-- PROVIDED MATERIAL --
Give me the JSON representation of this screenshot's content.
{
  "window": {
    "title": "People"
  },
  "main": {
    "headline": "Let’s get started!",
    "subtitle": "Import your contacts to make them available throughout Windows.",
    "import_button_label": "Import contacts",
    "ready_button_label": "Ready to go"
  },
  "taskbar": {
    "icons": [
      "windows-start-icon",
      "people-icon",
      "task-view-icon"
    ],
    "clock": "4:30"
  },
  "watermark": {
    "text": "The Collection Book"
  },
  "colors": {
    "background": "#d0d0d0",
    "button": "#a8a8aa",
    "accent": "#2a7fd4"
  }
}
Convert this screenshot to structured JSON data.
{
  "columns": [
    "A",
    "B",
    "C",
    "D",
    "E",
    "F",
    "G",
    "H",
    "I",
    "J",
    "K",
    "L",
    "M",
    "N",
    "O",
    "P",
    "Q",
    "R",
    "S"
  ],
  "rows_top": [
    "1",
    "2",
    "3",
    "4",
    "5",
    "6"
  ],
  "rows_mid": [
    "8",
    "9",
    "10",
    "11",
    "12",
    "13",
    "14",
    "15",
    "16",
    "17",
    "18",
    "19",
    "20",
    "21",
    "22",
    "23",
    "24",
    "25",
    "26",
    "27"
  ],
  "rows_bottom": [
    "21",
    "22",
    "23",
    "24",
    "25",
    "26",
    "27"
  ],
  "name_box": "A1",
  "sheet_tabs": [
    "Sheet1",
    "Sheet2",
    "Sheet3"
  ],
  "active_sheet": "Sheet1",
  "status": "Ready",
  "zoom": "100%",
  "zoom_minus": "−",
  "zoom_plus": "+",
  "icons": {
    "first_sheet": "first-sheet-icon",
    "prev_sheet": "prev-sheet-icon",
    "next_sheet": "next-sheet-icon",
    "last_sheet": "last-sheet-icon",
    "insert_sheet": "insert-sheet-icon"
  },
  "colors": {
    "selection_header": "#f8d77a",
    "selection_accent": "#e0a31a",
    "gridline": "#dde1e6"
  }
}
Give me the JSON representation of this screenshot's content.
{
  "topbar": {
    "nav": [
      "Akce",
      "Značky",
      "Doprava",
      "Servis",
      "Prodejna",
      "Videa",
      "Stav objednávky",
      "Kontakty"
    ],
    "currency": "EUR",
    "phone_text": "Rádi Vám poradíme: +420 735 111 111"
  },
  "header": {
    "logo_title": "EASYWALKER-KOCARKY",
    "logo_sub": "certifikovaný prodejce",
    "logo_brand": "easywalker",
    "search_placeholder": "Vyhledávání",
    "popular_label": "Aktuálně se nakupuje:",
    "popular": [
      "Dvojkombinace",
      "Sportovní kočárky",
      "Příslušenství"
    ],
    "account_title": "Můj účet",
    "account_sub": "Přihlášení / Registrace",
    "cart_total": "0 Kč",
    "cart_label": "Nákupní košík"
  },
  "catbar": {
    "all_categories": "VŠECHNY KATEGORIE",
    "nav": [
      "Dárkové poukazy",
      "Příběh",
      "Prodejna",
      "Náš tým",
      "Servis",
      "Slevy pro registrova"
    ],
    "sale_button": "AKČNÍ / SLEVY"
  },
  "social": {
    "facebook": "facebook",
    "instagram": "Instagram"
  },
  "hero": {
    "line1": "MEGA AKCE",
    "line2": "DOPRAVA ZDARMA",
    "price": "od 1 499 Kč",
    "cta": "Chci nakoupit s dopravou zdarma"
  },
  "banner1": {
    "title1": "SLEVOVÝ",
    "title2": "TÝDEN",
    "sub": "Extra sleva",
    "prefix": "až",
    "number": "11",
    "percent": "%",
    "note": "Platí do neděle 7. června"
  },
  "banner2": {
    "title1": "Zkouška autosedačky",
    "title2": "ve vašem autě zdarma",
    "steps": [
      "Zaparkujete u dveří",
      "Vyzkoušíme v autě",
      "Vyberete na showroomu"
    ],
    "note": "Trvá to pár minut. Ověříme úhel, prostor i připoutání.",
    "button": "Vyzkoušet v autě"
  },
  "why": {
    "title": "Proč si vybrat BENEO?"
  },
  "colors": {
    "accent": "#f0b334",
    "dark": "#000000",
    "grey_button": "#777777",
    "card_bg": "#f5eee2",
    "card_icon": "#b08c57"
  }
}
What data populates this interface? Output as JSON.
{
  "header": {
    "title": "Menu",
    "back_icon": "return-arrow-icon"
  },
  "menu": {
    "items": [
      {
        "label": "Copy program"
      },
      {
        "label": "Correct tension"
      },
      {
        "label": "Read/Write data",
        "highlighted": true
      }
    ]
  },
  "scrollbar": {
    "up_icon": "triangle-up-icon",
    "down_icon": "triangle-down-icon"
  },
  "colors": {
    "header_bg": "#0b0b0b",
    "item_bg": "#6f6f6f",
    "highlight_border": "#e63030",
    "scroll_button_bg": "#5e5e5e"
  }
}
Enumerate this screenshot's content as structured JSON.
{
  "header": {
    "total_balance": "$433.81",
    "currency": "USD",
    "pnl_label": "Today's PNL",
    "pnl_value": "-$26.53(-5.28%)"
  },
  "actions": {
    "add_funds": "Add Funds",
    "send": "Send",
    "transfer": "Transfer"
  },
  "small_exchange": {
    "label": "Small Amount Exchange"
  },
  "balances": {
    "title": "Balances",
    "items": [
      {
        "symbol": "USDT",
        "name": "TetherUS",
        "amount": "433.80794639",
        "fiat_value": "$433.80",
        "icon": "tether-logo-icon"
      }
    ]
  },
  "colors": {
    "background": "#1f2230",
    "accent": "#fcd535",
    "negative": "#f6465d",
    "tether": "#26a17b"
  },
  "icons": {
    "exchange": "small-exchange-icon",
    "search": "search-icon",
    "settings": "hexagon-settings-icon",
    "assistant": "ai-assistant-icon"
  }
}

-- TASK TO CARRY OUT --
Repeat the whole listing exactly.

-- TASK RESPONSE --
Give me the JSON representation of this screenshot's content.
{
  "window": {
    "title": "People"
  },
  "main": {
    "headline": "Let’s get started!",
    "subtitle": "Import your contacts to make them available throughout Windows.",
    "import_button_label": "Import contacts",
    "ready_button_label": "Ready to go"
  },
  "taskbar": {
    "icons": [
      "windows-start-icon",
      "people-icon",
      "task-view-icon"
    ],
    "clock": "4:30"
  },
  "watermark": {
    "text": "The Collection Book"
  },
  "colors": {
    "background": "#d0d0d0",
    "button": "#a8a8aa",
    "accent": "#2a7fd4"
  }
}
Convert this screenshot to structured JSON data.
{
  "columns": [
    "A",
    "B",
    "C",
    "D",
    "E",
    "F",
    "G",
    "H",
    "I",
    "J",
    "K",
    "L",
    "M",
    "N",
    "O",
    "P",
    "Q",
    "R",
    "S"
  ],
  "rows_top": [
    "1",
    "2",
    "3",
    "4",
    "5",
    "6"
  ],
  "rows_mid": [
    "8",
    "9",
    "10",
    "11",
    "12",
    "13",
    "14",
    "15",
    "16",
    "17",
    "18",
    "19",
    "20",
    "21",
    "22",
    "23",
    "24",
    "25",
    "26",
    "27"
  ],
  "rows_bottom": [
    "21",
    "22",
    "23",
    "24",
    "25",
    "26",
    "27"
  ],
  "name_box": "A1",
  "sheet_tabs": [
    "Sheet1",
    "Sheet2",
    "Sheet3"
  ],
  "active_sheet": "Sheet1",
  "status": "Ready",
  "zoom": "100%",
  "zoom_minus": "−",
  "zoom_plus": "+",
  "icons": {
    "first_sheet": "first-sheet-icon",
    "prev_sheet": "prev-sheet-icon",
    "next_sheet": "next-sheet-icon",
    "last_sheet": "last-sheet-icon",
    "insert_sheet": "insert-sheet-icon"
  },
  "colors": {
    "selection_header": "#f8d77a",
    "selection_accent": "#e0a31a",
    "gridline": "#dde1e6"
  }
}
Give me the JSON representation of this screenshot's content.
{
  "topbar": {
    "nav": [
      "Akce",
      "Značky",
      "Doprava",
      "Servis",
      "Prodejna",
      "Videa",
      "Stav objednávky",
      "Kontakty"
    ],
    "currency": "EUR",
    "phone_text": "Rádi Vám poradíme: +420 735 111 111"
  },
  "header": {
    "logo_title": "EASYWALKER-KOCARKY",
    "logo_sub": "certifikovaný prodejce",
    "logo_brand": "easywalker",
    "search_placeholder": "Vyhledávání",
    "popular_label": "Aktuálně se nakupuje:",
    "popular": [
      "Dvojkombinace",
      "Sportovní kočárky",
      "Příslušenství"
    ],
    "account_title": "Můj účet",
    "account_sub": "Přihlášení / Registrace",
    "cart_total": "0 Kč",
    "cart_label": "Nákupní košík"
  },
  "catbar": {
    "all_categories": "VŠECHNY KATEGORIE",
    "nav": [
      "Dárkové poukazy",
      "Příběh",
      "Prodejna",
      "Náš tým",
      "Servis",
      "Slevy pro registrova"
    ],
    "sale_button": "AKČNÍ / SLEVY"
  },
  "social": {
    "facebook": "facebook",
    "instagram": "Instagram"
  },
  "hero": {
    "line1": "MEGA AKCE",
    "line2": "DOPRAVA ZDARMA",
    "price": "od 1 499 Kč",
    "cta": "Chci nakoupit s dopravou zdarma"
  },
  "banner1": {
    "title1": "SLEVOVÝ",
    "title2": "TÝDEN",
    "sub": "Extra sleva",
    "prefix": "až",
    "number": "11",
    "percent": "%",
    "note": "Platí do neděle 7. června"
  },
  "banner2": {
    "title1": "Zkouška autosedačky",
    "title2": "ve vašem autě zdarma",
    "steps": [
      "Zaparkujete u dveří",
      "Vyzkoušíme v autě",
      "Vyberete na showroomu"
    ],
    "note": "Trvá to pár minut. Ověříme úhel, prostor i připoutání.",
    "button": "Vyzkoušet v autě"
  },
  "why": {
    "title": "Proč si vybrat BENEO?"
  },
  "colors": {
    "accent": "#f0b334",
    "dark": "#000000",
    "grey_button": "#777777",
    "card_bg": "#f5eee2",
    "card_icon": "#b08c57"
  }
}
What data populates this interface? Output as JSON.
{
  "header": {
    "title": "Menu",
    "back_icon": "return-arrow-icon"
  },
  "menu": {
    "items": [
      {
        "label": "Copy program"
      },
      {
        "label": "Correct tension"
      },
      {
        "label": "Read/Write data",
        "highlighted": true
      }
    ]
  },
  "scrollbar": {
    "up_icon": "triangle-up-icon",
    "down_icon": "triangle-down-icon"
  },
  "colors": {
    "header_bg": "#0b0b0b",
    "item_bg": "#6f6f6f",
    "highlight_border": "#e63030",
    "scroll_button_bg": "#5e5e5e"
  }
}
Enumerate this screenshot's content as structured JSON.
{
  "header": {
    "total_balance": "$433.81",
    "currency": "USD",
    "pnl_label": "Today's PNL",
    "pnl_value": "-$26.53(-5.28%)"
  },
  "actions": {
    "add_funds": "Add Funds",
    "send": "Send",
    "transfer": "Transfer"
  },
  "small_exchange": {
    "label": "Small Amount Exchange"
  },
  "balances": {
    "title": "Balances",
    "items": [
      {
        "symbol": "USDT",
        "name": "TetherUS",
        "amount": "433.80794639",
        "fiat_value": "$433.80",
        "icon": "tether-logo-icon"
      }
    ]
  },
  "colors": {
    "background": "#1f2230",
    "accent": "#fcd535",
    "negative": "#f6465d",
    "tether": "#26a17b"
  },
  "icons": {
    "exchange": "small-exchange-icon",
    "search": "search-icon",
    "settings": "hexagon-settings-icon",
    "assistant": "ai-assistant-icon"
  }
}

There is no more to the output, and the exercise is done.